    "he was sad when he was told he couldn't play the game anymore because he was about to reach level 26 and fight the Dark Monster."

    was this game developed by Pierce's dad from community?
    Reply
  • steve360
    Don't blame the kid - youngsters have absolutely no comprehension of the consequences of their actions. The onus is on the parents/grandparents to unlink or remove their credit card information so it would not be misused like that.
    Reply
  • COLGeek
    What? Everything on the Internet isn't free! How can that be?
    Reply
  • Au_equus

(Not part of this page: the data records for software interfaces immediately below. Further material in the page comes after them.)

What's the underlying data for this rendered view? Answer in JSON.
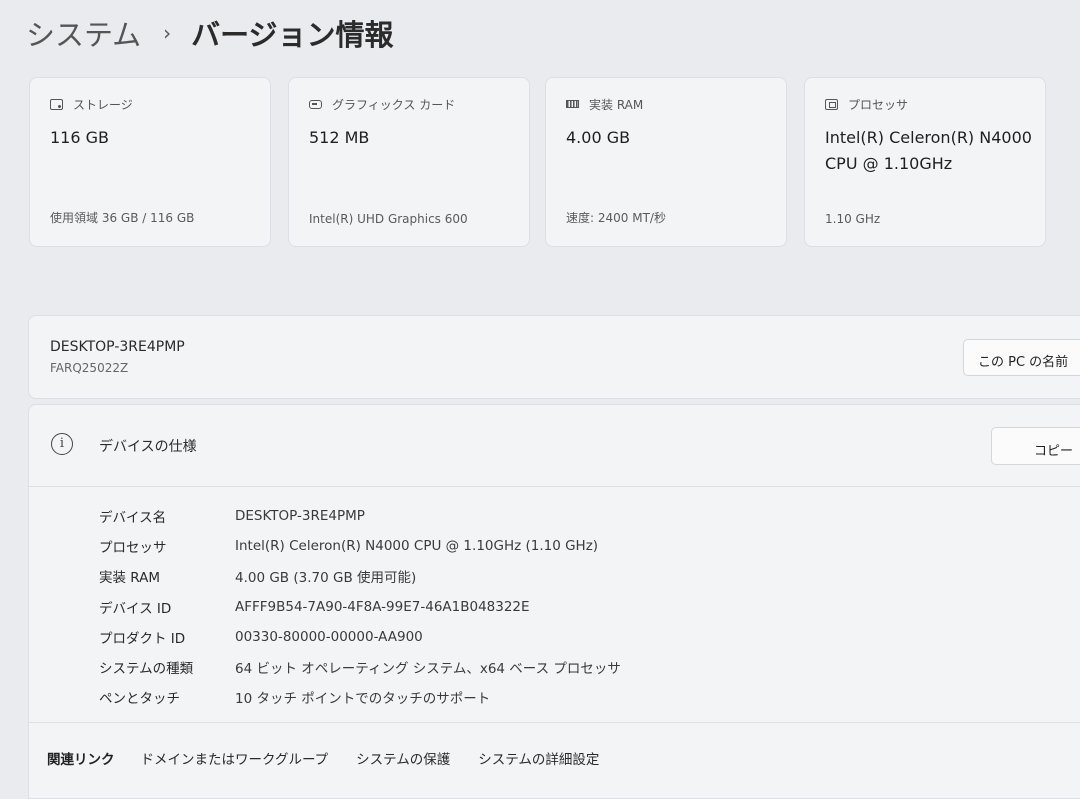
{
  "breadcrumb": {
    "parent": "システム",
    "separator": "›",
    "current": "バージョン情報"
  },
  "cards": [
    {
      "icon": "storage-icon",
      "title": "ストレージ",
      "value": "116 GB",
      "detail": "使用領域 36 GB / 116 GB"
    },
    {
      "icon": "graphics-card-icon",
      "title": "グラフィックス カード",
      "value": "512 MB",
      "detail": "Intel(R) UHD Graphics 600"
    },
    {
      "icon": "ram-icon",
      "title": "実装 RAM",
      "value": "4.00 GB",
      "detail": "速度: 2400 MT/秒"
    },
    {
      "icon": "processor-icon",
      "title": "プロセッサ",
      "value": "Intel(R) Celeron(R) N4000 CPU @ 1.10GHz",
      "detail": "1.10 GHz"
    }
  ],
  "pc": {
    "name": "DESKTOP-3RE4PMP",
    "model": "FARQ25022Z",
    "rename_label": "この PC の名前"
  },
  "specs": {
    "title": "デバイスの仕様",
    "copy_label": "コピー",
    "rows": [
      {
        "label": "デバイス名",
        "value": "DESKTOP-3RE4PMP"
      },
      {
        "label": "プロセッサ",
        "value": "Intel(R) Celeron(R) N4000 CPU @ 1.10GHz (1.10 GHz)"
      },
      {
        "label": "実装 RAM",
        "value": "4.00 GB (3.70 GB 使用可能)"
      },
      {
        "label": "デバイス ID",
        "value": "AFFF9B54-7A90-4F8A-99E7-46A1B048322E"
      },
      {
        "label": "プロダクト ID",
        "value": "00330-80000-00000-AA900"
      },
      {
        "label": "システムの種類",
        "value": "64 ビット オペレーティング システム、x64 ベース プロセッサ"
      },
      {
        "label": "ペンとタッチ",
        "value": "10 タッチ ポイントでのタッチのサポート"
      }
    ]
  },
  "related": {
    "label": "関連リンク",
    "links": [
      "ドメインまたはワークグループ",
      "システムの保護",
      "システムの詳細設定"
    ]
  }
}
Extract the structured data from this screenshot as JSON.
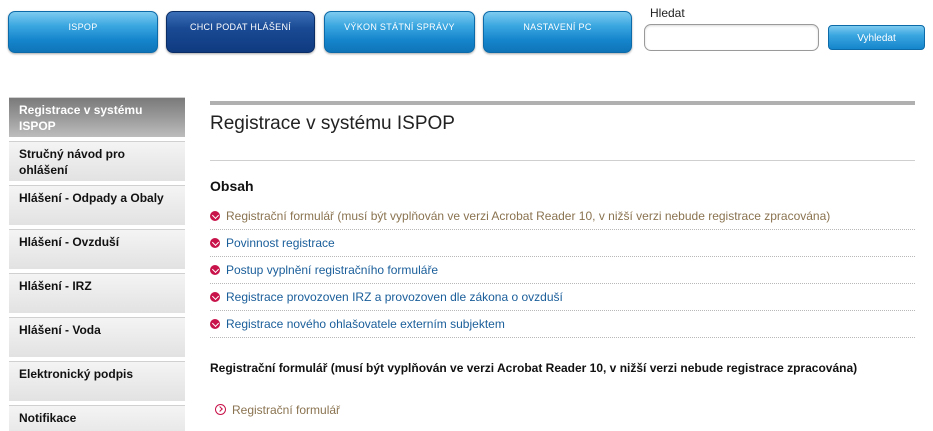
{
  "nav": {
    "tabs": [
      {
        "label": "ISPOP"
      },
      {
        "label": "CHCI PODAT HLÁŠENÍ"
      },
      {
        "label": "VÝKON STÁTNÍ SPRÁVY"
      },
      {
        "label": "NASTAVENÍ PC"
      }
    ]
  },
  "search": {
    "label": "Hledat",
    "value": "",
    "button_label": "Vyhledat"
  },
  "sidebar": {
    "items": [
      {
        "label": "Registrace v systému ISPOP",
        "active": true
      },
      {
        "label": "Stručný návod pro ohlášení"
      },
      {
        "label": "Hlášení - Odpady a Obaly"
      },
      {
        "label": "Hlášení - Ovzduší"
      },
      {
        "label": "Hlášení - IRZ"
      },
      {
        "label": "Hlášení - Voda"
      },
      {
        "label": "Elektronický podpis"
      },
      {
        "label": "Notifikace"
      }
    ]
  },
  "main": {
    "title": "Registrace v systému ISPOP",
    "contents_heading": "Obsah",
    "toc": [
      {
        "label": "Registrační formulář (musí být vyplňován ve verzi Acrobat Reader 10, v nižší verzi nebude registrace zpracována)"
      },
      {
        "label": "Povinnost registrace"
      },
      {
        "label": "Postup vyplnění registračního formuláře"
      },
      {
        "label": "Registrace provozoven IRZ a provozoven dle zákona o ovzduší"
      },
      {
        "label": "Registrace nového ohlašovatele externím subjektem"
      }
    ],
    "section_heading": "Registrační formulář (musí být vyplňován ve verzi Acrobat Reader 10, v nižší verzi nebude registrace zpracována)",
    "download_link": "Registrační formulář"
  },
  "colors": {
    "tab_blue": "#1585cc",
    "tab_active": "#0f3a80",
    "bullet_red": "#c8124a",
    "link_blue": "#1a5e9a",
    "link_visited": "#8a7350"
  },
  "icons": {
    "toc_bullet": "chevron-down-circle-icon",
    "download_bullet": "chevron-right-circle-icon"
  }
}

    I think there's more cases of kids buying movies, in game materiel and such using a mode of unprotected payment than parents would like to realize. That being said I think the surprise here is not the 2000GBP spent, but the fact that apple gave them back the money!
    Reply
  • Hspito
    and they didn't know?
    when you do an in-app purchase there is a window that pops up asking you "CONFIRM YOUR IN-APP PURCHASE do you want to buy xxxxx for $x.xx?" and you need to input the password at least one time then you can buy all you want whitin a few minutes without typing the password again. so either they gave the password to the kid or they where typing the password for him.
    Reply
  • d_kuhn
    Those mobile games are just a stupid tax... but since kids don't understand they occasionally will put a spotlight on the idiocy. The fact that a kid COULD spend 3 grand in-game... in ANY game... is proof positive that P.T. Barnum was a genius.
    Reply
  • alidan
    dood, these games are made specificly to exploit kids, i honestly think crap like this should be banned.
    Reply
  • memadmax
    This is why I don't buy anything that doesn't come on a cd/dvd and will continue to work offline >_>
    Reply
  • halcyon
    Will...oh, he would suffer in some slightly inappropriate (by today's politically-correct losers standards) way.
    Reply